If you look at them side by side, you might think the Street Cube is louder and more robust, and it is built sturdier, with a grill and heavy plastic bumpers, since it was designed for street busking and being knocked around. The speakers look to be the same size, and both units can run from 110 v via DC converters, or from AA batteries. Both will run a vocal and an instrument mike at same time.
The Cube runs 2.5 watts per speaker, for a total of 5 watts. The AC 33 has 15 watts per, for a total of 30 watts. (This is plugged into external power; the batteries deliver a bit less on the 33, around 20 watts.)
Still not gonna peel the paint off the walls, but the new one has four-to-six times more wattage than the old one, depending, and is smaller and lighter weight.
What's not to like?
So, the ukulele songs upon which I am working this month:
Here Comes the Sun
Dock of the Bay
Stand By Me
In My Life
Let It Be
Down by the Water
Sultans of Swing
The goal here is to be able to play these from memory, chords and vocals, and to try and learn some kind of lead picking for instrumental breaks. (Except for "Here Comes the Sun," which is an instrumental sans vocals. And the solo on "Sultans" is going reeeally s-l-o-w.)
If it is like the previous two camps, it will fill up fairly fast, so if you are thinking about it, put a reminder on your calendar for early October.
I won't be going this round, but I did enjoy it last time, the experience about which I wrote at some length in my short book on the ukulele.
For those interested:
Saturday, September 06, 2014
Kay - concept art by Ubin Li
Johnson's version: "Read over your compositions, and wherever you meet with a passage which you think is particularly fine, strike it out."
Faulkner supposedly said, "You must kill all your darlings."
What this means is, don't fall in love with your prose to the detriment of your story. While you toss out what you think are clever lines hither and yon, you are apt to be so pleased with yourself that you lose the more important thing: The tale itself.
Not to say you can't make it sparkle as best you can, only that reaching for a particularly smart simile might do your piece more harm than good because it will stick out, go clunk, or howl at the moon in such a way as to take your reader out of the story.
That is one of the cardinal no-no's, taking your reader out of the story. Never give them a chance to stop and look at how you have constructed your vehicle when they are supposed to be enjoying the ride ...
So I'm going through the galleys for Tejano, and I came across one of these darlings I missed. It's a good line, if I do say so myself, and at this stage, I won't take it out. One is allowed to correct typos or obvious errors, but not to edit in galleys. This isn't really necessary in the same way it used to be. Goes back to the days when type was set and it was a bitch to change unless absolutely necessary.

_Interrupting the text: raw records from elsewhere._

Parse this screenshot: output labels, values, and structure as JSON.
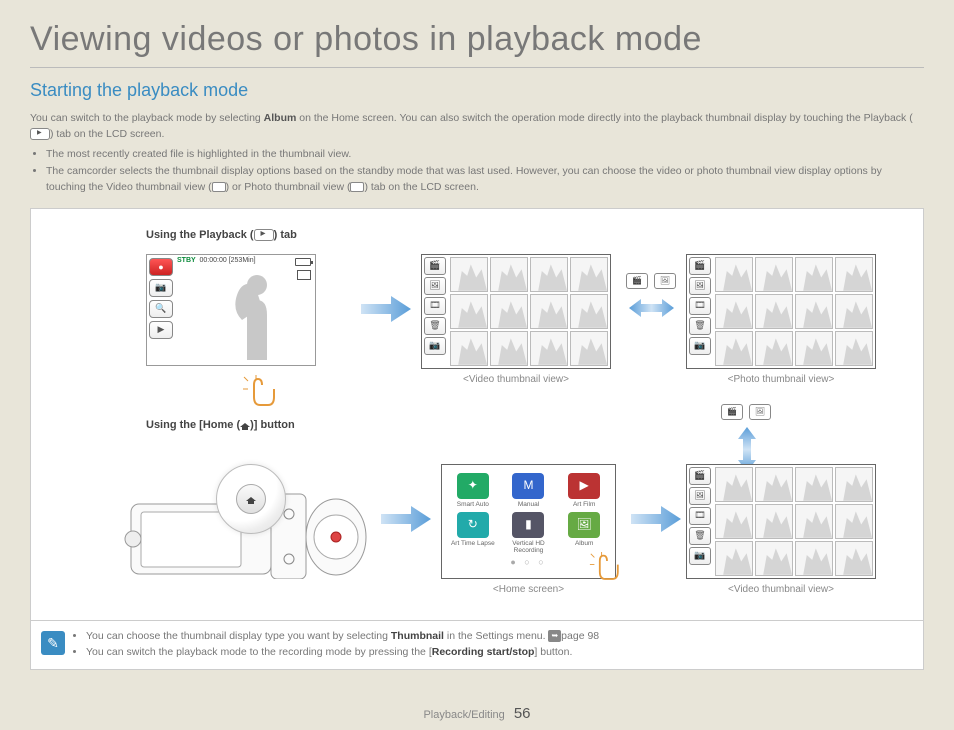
{
  "title": "Viewing videos or photos in playback mode",
  "section_title": "Starting the playback mode",
  "intro_p1a": "You can switch to the playback mode by selecting ",
  "intro_album": "Album",
  "intro_p1b": " on the Home screen. You can also switch the operation mode directly into the playback thumbnail display by touching the Playback (",
  "intro_p1c": ") tab on the LCD screen.",
  "intro_b1": "The most recently created file is highlighted in the thumbnail view.",
  "intro_b2a": "The camcorder selects the thumbnail display options based on the standby mode that was last used. However, you can choose the video or photo thumbnail view display options by touching the Video thumbnail view (",
  "intro_b2b": ") or Photo thumbnail view (",
  "intro_b2c": ") tab on the LCD screen.",
  "sub1a": "Using the Playback (",
  "sub1b": ") tab",
  "sub2a": "Using the [Home (",
  "sub2b": ")] button",
  "stby_label": "STBY",
  "stby_time": "00:00:00 [253Min]",
  "cap_video": "<Video thumbnail view>",
  "cap_photo": "<Photo thumbnail view>",
  "cap_home": "<Home screen>",
  "apps": {
    "a1": "Smart Auto",
    "a2": "Manual",
    "a3": "Art Film",
    "a4": "Art Time Lapse",
    "a5": "Vertical HD Recording",
    "a6": "Album"
  },
  "note_b1a": "You can choose the thumbnail display type you want by selecting ",
  "note_thumb": "Thumbnail",
  "note_b1b": " in the Settings menu. ",
  "note_page_ref": "page 98",
  "note_b2a": "You can switch the playback mode to the recording mode by pressing the [",
  "note_rec": "Recording start/stop",
  "note_b2b": "] button.",
  "footer_section": "Playback/Editing",
  "footer_page": "56"
}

I'll set it up: Two of my characters, Jo and Kay, are meeting with an officer on the opposite side of an upcoming conflict. Jo's viewpoint. The officer isn't happy with the way the conversation is going and he gets pushy, to the point of an aggressive step in her direction. Jo isn't worried, she can deck him and will if need be. And the line:
"Kay came up like hot smoke on a cold winter’s day."
At which point the guy, realizing he's way overmatched, backs off.
How do I know I should have taken it out? It made me smile and nod when I came across it. Nice line, Steve ...
Might make somebody else stop and think that, and much as I like being admired as a prose smith, being admired as a storyteller is better.